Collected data
══════════════════════════════
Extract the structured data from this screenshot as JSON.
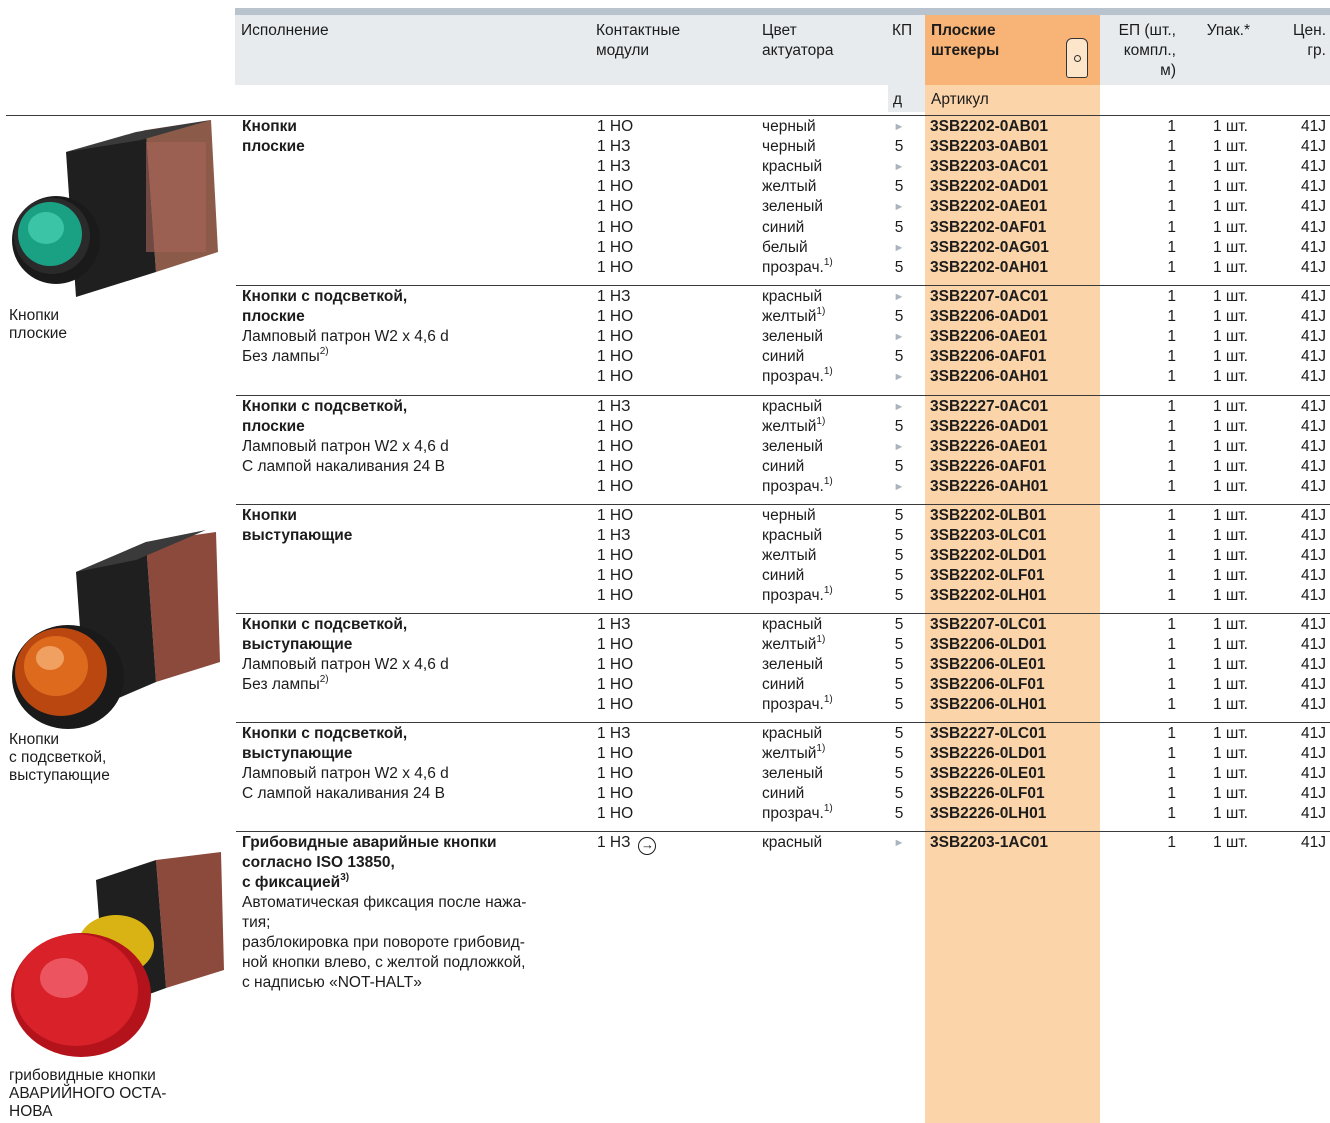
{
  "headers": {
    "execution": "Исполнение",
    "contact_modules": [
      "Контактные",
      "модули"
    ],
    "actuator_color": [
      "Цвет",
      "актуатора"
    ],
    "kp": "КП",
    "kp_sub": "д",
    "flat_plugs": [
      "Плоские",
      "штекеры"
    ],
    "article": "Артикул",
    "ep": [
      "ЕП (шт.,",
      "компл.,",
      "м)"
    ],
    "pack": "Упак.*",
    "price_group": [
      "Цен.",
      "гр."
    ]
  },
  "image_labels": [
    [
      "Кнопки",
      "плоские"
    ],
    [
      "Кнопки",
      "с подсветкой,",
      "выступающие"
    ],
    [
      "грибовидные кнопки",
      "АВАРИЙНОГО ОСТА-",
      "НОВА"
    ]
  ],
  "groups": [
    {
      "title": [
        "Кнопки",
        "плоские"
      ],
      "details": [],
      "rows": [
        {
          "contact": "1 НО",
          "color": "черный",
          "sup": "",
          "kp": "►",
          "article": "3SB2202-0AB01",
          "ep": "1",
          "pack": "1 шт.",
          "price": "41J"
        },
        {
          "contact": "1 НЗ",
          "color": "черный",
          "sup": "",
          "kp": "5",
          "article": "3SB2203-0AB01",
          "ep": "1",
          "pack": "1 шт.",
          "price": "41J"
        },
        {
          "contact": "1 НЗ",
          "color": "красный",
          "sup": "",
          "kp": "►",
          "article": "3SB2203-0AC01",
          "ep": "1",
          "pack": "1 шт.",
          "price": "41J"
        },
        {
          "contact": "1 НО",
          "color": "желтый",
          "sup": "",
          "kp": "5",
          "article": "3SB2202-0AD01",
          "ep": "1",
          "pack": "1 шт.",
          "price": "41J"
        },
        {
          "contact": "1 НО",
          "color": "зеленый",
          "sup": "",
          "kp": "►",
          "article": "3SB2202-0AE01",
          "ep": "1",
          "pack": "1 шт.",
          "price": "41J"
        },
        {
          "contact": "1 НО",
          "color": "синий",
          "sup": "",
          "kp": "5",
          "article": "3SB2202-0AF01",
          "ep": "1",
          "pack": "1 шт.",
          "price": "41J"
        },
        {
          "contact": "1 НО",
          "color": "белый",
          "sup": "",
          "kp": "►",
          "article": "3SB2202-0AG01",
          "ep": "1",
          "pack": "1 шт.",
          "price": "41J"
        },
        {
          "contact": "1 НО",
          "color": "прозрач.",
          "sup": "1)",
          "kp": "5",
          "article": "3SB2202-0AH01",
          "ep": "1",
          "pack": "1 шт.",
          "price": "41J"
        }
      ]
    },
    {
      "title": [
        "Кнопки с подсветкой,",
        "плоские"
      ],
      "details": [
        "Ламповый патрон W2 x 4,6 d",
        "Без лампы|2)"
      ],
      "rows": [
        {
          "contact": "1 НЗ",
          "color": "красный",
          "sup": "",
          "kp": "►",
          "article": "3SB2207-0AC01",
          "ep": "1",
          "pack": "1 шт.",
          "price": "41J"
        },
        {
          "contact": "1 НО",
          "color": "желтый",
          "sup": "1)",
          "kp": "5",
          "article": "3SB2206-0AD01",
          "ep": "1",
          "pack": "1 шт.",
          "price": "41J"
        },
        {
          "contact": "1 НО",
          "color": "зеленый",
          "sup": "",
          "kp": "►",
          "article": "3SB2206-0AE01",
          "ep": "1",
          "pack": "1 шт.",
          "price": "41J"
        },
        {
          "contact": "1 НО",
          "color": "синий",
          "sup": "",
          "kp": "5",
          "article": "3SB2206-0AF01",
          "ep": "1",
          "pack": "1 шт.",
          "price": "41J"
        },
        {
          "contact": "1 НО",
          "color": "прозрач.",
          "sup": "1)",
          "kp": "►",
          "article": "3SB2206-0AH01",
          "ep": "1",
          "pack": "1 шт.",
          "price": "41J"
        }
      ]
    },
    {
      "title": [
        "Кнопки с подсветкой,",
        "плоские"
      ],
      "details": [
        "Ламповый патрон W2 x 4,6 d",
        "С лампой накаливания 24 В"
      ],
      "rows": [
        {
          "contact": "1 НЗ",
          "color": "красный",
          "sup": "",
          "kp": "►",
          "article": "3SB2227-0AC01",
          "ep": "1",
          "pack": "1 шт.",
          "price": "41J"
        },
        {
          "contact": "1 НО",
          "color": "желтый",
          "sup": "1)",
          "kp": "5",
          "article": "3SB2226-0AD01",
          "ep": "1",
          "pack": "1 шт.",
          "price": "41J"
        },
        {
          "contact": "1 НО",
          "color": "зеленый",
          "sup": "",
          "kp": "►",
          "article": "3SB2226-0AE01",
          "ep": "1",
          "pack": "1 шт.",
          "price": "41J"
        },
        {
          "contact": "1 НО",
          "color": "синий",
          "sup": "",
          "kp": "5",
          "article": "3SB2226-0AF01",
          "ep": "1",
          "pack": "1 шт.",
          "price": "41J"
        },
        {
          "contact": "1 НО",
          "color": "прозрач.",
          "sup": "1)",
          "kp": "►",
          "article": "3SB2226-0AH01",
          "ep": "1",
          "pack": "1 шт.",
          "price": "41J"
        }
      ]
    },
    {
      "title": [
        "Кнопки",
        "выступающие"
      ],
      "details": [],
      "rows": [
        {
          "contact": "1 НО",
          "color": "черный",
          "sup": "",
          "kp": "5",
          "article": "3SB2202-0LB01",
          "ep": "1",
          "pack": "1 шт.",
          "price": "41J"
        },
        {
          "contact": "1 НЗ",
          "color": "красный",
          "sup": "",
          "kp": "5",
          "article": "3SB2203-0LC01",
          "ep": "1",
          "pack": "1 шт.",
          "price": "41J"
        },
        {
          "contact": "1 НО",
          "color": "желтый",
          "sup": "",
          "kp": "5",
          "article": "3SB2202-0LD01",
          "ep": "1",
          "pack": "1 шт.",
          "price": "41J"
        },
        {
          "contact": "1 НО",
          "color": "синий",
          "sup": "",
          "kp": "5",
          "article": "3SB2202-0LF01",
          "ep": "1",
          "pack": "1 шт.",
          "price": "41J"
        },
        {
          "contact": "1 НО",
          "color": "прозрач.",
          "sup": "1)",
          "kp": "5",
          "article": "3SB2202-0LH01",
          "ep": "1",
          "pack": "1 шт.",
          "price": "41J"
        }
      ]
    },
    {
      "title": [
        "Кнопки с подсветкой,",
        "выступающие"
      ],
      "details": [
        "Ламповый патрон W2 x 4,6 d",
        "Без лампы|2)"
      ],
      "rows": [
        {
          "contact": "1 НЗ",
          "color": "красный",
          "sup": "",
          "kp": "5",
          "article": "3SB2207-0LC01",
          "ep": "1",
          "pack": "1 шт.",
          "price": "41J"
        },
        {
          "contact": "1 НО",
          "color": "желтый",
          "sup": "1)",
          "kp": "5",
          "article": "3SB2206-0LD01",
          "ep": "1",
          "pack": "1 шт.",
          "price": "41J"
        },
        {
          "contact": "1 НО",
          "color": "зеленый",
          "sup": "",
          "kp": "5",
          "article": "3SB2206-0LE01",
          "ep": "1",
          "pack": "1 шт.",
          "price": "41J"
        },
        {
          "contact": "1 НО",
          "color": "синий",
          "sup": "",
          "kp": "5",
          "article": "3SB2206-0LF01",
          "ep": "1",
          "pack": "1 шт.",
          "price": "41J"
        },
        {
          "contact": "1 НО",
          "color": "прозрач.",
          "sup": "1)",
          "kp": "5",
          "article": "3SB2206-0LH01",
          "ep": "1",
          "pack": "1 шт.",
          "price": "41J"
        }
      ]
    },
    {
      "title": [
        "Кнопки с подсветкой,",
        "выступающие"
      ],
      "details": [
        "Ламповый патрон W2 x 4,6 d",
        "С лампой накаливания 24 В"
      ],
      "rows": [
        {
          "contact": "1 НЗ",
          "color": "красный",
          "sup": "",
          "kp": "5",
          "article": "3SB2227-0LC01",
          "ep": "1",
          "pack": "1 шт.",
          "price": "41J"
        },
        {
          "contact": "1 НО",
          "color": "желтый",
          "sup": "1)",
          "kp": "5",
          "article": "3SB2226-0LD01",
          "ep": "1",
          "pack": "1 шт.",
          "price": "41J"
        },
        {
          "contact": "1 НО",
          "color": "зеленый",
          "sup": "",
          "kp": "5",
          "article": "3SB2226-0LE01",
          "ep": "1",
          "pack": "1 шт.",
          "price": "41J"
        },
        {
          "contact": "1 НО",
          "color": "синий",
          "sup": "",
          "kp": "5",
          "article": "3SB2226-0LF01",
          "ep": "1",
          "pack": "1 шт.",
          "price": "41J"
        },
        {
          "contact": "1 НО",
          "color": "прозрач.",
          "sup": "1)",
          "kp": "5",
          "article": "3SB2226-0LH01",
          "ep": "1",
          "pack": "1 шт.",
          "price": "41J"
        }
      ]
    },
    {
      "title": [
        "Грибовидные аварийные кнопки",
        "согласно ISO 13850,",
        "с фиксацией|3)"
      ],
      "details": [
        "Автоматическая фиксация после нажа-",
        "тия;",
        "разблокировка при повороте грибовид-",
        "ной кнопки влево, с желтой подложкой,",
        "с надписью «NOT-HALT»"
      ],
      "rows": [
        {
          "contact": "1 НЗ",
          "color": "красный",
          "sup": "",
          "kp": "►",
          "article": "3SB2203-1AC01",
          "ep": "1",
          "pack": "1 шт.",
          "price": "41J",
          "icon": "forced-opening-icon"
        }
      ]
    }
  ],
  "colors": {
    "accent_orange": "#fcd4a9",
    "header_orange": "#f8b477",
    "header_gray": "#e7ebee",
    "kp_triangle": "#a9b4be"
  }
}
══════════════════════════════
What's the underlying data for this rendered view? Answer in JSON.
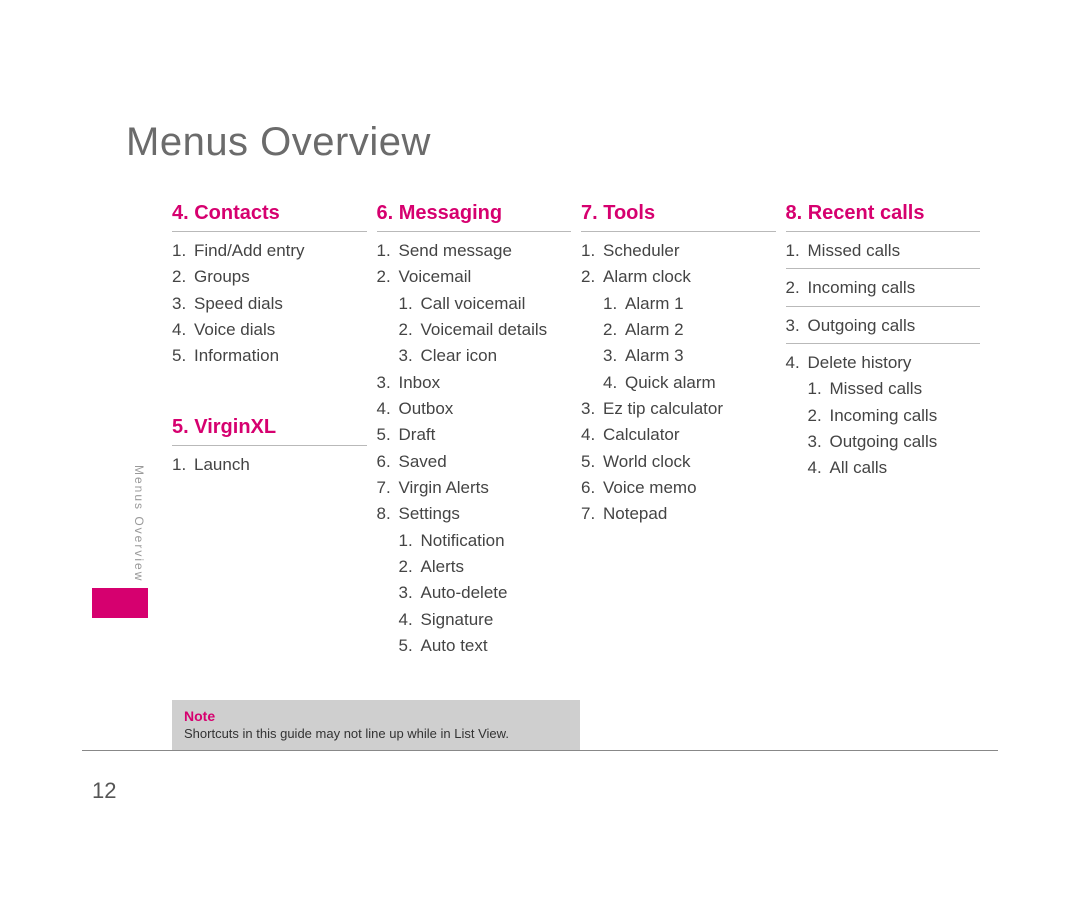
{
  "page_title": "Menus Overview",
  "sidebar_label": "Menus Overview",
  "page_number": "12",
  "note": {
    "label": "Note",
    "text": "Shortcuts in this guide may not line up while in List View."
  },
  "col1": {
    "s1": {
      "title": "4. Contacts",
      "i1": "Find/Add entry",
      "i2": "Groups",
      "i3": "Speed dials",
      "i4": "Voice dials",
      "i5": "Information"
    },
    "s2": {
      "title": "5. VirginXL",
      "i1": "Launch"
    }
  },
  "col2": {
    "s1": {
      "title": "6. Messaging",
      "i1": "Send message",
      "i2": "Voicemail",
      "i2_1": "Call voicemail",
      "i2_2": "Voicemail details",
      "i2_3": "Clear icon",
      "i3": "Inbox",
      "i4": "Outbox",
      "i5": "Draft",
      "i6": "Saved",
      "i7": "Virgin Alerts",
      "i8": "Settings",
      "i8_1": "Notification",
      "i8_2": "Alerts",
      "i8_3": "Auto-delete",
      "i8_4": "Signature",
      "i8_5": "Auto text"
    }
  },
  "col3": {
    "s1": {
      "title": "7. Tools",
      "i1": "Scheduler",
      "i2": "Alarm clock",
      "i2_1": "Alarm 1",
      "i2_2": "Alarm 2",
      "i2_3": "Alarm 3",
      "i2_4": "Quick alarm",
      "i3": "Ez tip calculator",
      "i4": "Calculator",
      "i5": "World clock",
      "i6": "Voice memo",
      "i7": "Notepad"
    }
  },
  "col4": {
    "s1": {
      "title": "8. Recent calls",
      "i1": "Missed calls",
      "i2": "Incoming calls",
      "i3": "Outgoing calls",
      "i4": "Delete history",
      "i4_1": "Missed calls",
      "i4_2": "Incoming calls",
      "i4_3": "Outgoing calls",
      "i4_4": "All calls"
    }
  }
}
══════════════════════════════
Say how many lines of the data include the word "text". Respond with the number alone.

**TASK SOLUTION:**
2